By Mike Perleberg
Florida Education Commissioner Tony Bennett resigns from his position during a Thursday, August 1 press conference in Tallahassee.
AP Photo/Steve Cannon
(Indianapolis, Ind.) - There may be more trouble for former Indiana Superintendent of Public Instruction Tony Bennett.
The Associated Press reports that Bennett may have been using state resources for his failed 2012 re-election campaign. The report says Bennett kept multiple campaign databases on Department of Education servers and ordered his staff to dissect a speech by his Democratic opponent for inaccuracies last fall.

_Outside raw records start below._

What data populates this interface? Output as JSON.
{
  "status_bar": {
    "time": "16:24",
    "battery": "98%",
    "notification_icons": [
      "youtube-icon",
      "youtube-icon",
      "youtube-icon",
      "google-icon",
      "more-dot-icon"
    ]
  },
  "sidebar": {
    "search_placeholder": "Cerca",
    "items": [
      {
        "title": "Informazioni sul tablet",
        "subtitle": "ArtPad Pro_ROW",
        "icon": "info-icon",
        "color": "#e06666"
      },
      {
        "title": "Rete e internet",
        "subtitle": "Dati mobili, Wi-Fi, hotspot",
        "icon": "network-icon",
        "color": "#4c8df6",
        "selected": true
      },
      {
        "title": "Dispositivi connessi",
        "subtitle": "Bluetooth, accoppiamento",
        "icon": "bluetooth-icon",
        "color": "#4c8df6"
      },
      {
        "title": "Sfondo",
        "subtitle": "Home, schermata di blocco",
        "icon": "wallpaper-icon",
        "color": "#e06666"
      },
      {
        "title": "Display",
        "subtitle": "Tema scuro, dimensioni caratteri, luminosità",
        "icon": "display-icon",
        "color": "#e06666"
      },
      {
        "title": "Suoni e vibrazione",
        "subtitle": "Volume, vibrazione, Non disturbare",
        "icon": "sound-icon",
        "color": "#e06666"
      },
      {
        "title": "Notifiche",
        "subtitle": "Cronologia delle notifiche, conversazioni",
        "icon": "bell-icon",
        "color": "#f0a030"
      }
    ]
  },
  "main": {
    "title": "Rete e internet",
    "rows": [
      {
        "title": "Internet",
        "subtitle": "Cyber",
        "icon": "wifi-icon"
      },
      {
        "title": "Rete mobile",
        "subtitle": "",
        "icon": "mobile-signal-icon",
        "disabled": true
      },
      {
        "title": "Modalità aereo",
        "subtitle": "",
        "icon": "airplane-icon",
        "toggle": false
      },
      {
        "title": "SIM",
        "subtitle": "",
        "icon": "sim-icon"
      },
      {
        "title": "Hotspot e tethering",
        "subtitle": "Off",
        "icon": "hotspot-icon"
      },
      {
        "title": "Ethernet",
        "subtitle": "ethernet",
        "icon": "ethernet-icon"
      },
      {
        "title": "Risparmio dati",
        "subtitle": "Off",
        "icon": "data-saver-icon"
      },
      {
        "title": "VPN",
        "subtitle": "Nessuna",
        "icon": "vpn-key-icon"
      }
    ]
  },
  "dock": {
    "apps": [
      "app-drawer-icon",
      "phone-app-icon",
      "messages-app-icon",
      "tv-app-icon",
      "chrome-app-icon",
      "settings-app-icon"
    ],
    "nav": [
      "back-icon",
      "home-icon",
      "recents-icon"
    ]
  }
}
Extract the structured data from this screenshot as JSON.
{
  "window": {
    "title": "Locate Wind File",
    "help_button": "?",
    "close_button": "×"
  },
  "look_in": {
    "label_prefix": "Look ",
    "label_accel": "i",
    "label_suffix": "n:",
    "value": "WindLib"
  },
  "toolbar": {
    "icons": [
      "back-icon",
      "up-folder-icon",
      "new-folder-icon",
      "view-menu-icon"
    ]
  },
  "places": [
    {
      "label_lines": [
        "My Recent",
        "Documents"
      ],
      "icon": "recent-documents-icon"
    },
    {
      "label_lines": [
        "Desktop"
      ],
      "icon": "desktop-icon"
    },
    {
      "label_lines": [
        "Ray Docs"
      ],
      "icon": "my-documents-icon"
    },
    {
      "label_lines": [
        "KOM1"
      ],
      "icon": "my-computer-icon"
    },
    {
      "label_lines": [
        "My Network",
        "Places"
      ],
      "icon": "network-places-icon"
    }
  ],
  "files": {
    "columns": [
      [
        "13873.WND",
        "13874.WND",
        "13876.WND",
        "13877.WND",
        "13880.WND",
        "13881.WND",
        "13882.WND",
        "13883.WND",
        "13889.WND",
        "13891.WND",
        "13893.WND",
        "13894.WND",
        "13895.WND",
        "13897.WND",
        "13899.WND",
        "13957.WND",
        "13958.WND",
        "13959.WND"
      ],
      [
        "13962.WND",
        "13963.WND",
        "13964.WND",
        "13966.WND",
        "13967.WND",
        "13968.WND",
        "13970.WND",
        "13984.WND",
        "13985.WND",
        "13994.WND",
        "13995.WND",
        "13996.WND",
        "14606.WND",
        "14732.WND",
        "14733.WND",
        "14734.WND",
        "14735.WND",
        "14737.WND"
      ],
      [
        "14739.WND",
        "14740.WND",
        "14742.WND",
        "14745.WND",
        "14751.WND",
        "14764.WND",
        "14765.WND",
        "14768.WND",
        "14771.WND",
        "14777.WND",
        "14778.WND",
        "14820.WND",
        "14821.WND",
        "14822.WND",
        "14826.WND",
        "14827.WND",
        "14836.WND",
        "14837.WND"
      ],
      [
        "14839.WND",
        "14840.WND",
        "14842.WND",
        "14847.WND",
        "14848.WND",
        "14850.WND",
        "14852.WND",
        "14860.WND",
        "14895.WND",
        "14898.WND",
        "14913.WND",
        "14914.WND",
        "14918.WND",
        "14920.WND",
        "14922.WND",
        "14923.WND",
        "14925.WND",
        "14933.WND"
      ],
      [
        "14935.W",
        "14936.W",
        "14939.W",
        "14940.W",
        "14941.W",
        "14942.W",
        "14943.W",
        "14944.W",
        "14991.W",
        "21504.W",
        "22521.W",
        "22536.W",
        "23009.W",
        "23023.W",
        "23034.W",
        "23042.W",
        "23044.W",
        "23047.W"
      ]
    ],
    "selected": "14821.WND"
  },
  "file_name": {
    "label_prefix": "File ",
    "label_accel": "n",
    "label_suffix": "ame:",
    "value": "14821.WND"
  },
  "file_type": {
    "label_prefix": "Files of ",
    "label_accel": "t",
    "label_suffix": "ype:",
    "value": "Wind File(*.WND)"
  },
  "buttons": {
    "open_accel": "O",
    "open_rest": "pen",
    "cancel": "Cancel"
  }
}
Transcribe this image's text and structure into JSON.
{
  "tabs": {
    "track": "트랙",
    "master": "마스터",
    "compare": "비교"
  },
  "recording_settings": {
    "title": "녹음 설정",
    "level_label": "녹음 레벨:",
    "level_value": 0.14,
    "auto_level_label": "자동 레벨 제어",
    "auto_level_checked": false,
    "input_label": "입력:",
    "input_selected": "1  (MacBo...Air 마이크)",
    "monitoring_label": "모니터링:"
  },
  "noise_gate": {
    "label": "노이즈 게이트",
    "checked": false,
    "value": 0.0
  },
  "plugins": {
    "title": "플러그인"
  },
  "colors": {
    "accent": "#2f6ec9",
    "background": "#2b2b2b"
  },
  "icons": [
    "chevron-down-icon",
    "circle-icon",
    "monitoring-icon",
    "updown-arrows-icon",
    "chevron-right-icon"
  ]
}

"Below is a link to Glenda (Ritz)'s forum in Bloomington. It is 1:35 minutes. I would ask that people watch this and scrub it for every inaccuracy and utterance of stupidity that comes out of her mouth," Bennett wrote to chief of staff Heather Neal in one email published in the article.
The practices are apparent violations of Indiana election and ethics laws, according to the Associated Press. Bennett denied instructing department staff to do his campaign work and insisted the database was to be used for making “thank you” calls after the November 2012 election.
The activity could violate Indiana’s ghost employment statute and result in criminal prosecution.
In July, the AP reported that Bennett last year altered the state’s A-F school grading system to benefit the grade of a Republican donor’s Indianapolis charter school.
Although the scandal brought about his resignation as the education commissioner in Florida, Bennett has denied the allegations. However, the revelation has spurred Republican Governor Mike Pence, GOP statehouse leaders, and Democrat State Superintendent of Public Instruction Glenda Ritz – the candidate who defeated Bennett in November – to begin rewriting the school assessment criteria.
On Tuesday, the Sunshine State News reported that the Associated Press was being fed Bennett’s Indiana emails by Ritz. Two employees speaking on the condition of anonymity told the newspaper that Ritz shared Bennett’s entire Outlook file containing six months of emails, four years of calendar items, and more to reporter Tom LoBianco.